WorkWhile, she defined, is a market that matches hourly staff with open shifts — employers establish the shifts that they need crammed, whereas staff say which hours they wish to work. That means employers can develop or shrink their workforce as wanted, whereas the employees solely work when they need.
“By pooling the labor pressure … we will present the flexibleness that either side need,” Euston mentioned.
WorkWhile screens staff with one-on-one interviews, background checks and checks primarily based on cognitive science, with the objective of figuring out candidates who’re certified and dependable.
Employers pay WorkWhile a service price, whereas the platform is free for customers.
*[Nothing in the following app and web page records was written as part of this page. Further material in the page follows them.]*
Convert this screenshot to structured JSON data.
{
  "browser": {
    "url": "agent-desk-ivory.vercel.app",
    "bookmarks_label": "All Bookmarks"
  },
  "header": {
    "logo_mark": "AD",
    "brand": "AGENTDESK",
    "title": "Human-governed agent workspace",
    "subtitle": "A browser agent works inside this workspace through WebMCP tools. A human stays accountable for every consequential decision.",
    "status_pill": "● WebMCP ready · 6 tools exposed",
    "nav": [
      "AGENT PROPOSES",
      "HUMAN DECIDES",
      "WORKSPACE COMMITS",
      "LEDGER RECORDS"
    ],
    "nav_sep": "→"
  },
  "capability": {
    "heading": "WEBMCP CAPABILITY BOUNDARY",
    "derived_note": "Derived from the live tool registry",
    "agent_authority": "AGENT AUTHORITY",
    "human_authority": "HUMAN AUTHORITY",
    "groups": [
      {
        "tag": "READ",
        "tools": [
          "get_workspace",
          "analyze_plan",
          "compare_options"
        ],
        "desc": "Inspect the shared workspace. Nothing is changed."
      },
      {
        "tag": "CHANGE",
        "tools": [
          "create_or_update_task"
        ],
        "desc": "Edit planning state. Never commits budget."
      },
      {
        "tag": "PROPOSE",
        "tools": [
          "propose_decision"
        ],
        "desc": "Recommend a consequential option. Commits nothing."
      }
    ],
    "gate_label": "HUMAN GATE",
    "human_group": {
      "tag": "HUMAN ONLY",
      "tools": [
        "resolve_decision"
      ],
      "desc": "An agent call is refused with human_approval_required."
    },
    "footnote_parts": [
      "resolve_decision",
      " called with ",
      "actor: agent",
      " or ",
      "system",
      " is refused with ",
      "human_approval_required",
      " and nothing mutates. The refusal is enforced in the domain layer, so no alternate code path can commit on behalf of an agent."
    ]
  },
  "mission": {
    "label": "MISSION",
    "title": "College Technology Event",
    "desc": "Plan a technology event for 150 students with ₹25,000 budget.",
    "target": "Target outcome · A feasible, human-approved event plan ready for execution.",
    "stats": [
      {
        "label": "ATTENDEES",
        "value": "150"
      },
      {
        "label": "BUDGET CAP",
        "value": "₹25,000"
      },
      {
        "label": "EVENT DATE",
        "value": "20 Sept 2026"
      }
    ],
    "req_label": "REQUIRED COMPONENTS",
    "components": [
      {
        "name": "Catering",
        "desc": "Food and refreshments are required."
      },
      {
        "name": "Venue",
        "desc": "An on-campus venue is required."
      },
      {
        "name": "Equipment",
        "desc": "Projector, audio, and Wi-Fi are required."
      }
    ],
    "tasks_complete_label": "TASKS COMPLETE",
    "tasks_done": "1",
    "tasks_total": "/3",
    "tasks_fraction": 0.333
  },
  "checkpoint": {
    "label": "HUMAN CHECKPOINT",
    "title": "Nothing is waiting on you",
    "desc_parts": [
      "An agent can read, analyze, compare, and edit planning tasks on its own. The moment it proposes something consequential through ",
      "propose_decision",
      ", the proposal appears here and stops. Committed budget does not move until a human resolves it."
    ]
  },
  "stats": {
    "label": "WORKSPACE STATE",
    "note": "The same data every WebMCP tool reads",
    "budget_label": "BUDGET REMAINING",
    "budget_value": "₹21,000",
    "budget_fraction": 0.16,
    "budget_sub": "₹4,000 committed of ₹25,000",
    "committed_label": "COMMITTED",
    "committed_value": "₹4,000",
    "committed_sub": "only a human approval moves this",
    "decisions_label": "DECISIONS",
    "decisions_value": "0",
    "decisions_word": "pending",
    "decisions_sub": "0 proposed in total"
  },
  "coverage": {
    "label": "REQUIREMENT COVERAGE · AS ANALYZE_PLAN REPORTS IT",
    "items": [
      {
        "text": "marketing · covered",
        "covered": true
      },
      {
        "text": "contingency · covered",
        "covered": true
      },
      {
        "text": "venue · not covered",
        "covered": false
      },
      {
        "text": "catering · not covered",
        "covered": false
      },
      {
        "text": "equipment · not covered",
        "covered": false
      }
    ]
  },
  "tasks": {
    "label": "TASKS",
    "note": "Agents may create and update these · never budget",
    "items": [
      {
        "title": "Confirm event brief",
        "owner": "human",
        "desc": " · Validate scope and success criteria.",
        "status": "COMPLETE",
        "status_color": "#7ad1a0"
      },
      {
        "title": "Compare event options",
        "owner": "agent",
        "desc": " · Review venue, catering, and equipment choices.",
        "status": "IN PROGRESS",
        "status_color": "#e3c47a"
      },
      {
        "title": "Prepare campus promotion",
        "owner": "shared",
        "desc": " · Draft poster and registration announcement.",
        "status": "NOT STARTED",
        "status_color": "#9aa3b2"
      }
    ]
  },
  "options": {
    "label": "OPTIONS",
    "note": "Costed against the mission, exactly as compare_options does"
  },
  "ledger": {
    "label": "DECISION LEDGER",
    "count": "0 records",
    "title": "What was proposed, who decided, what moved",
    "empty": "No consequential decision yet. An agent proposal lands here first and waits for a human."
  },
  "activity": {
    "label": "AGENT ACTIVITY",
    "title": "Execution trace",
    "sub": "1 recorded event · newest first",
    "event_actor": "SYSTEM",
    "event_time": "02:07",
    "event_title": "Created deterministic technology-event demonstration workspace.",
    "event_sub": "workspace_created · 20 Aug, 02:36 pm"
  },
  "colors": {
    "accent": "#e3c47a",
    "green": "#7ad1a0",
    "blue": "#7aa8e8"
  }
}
And as a result of the startup goals to construct a long-term relationship with its workforce, Euston mentioned it can additionally make investments by offering further advantages, beginning with sick go away credit earned whenever you work and next-day funds to your debit playing cards.
“It’s laborious to discover a job that works with you and doesn’t provide you with a take it or go away it schedule,” mentioned Michael Zavala, one of many staff on the platform, in an announcement. “WorkWhile was precisely what I used to be in search of with the flexibility to create your individual schedule for full time.”
The startup is launching within the San Francisco Bay Area, Los Angeles, Orange County and Dallas-Forth Worth.
Given the broader financial and employment tendencies in the course of the pandemic, there ought to loads of individuals in search of extra work, whereas Euston mentioned she’s seen a “feast or famine” scenario on the employer aspect — sure, some firms have needed to freeze or reduce workers, however others have grown quickly, together with WorkWhile clients together with restaurant provider Cheetah, meal supply service Thistle and horticultural e-commerce firm Ansel & Ivy.
The funding, in the meantime, was led by Khosla Ventures, with participation from Stitch Fix founder and CEO Katrina Lake, Jennifer Fonstad, F7, Siqi Chen, Philipp Brenner, Zouhair Belkoura and Nicholas Pilkington.
“The majority of hourly staff are trustworthy and dependable however some have tough private circumstances they need assistance with,” Vinod Khosla mentioned in an announcement. “Companies deal with these staff as excessive turnover and expendable however, if given respect and applicable assist, they will turn into longer-term, mannequin staff. WorkWhile needs to assist resolve this downside.”
Human Capital: The gig economic system in a post-Prop 22 world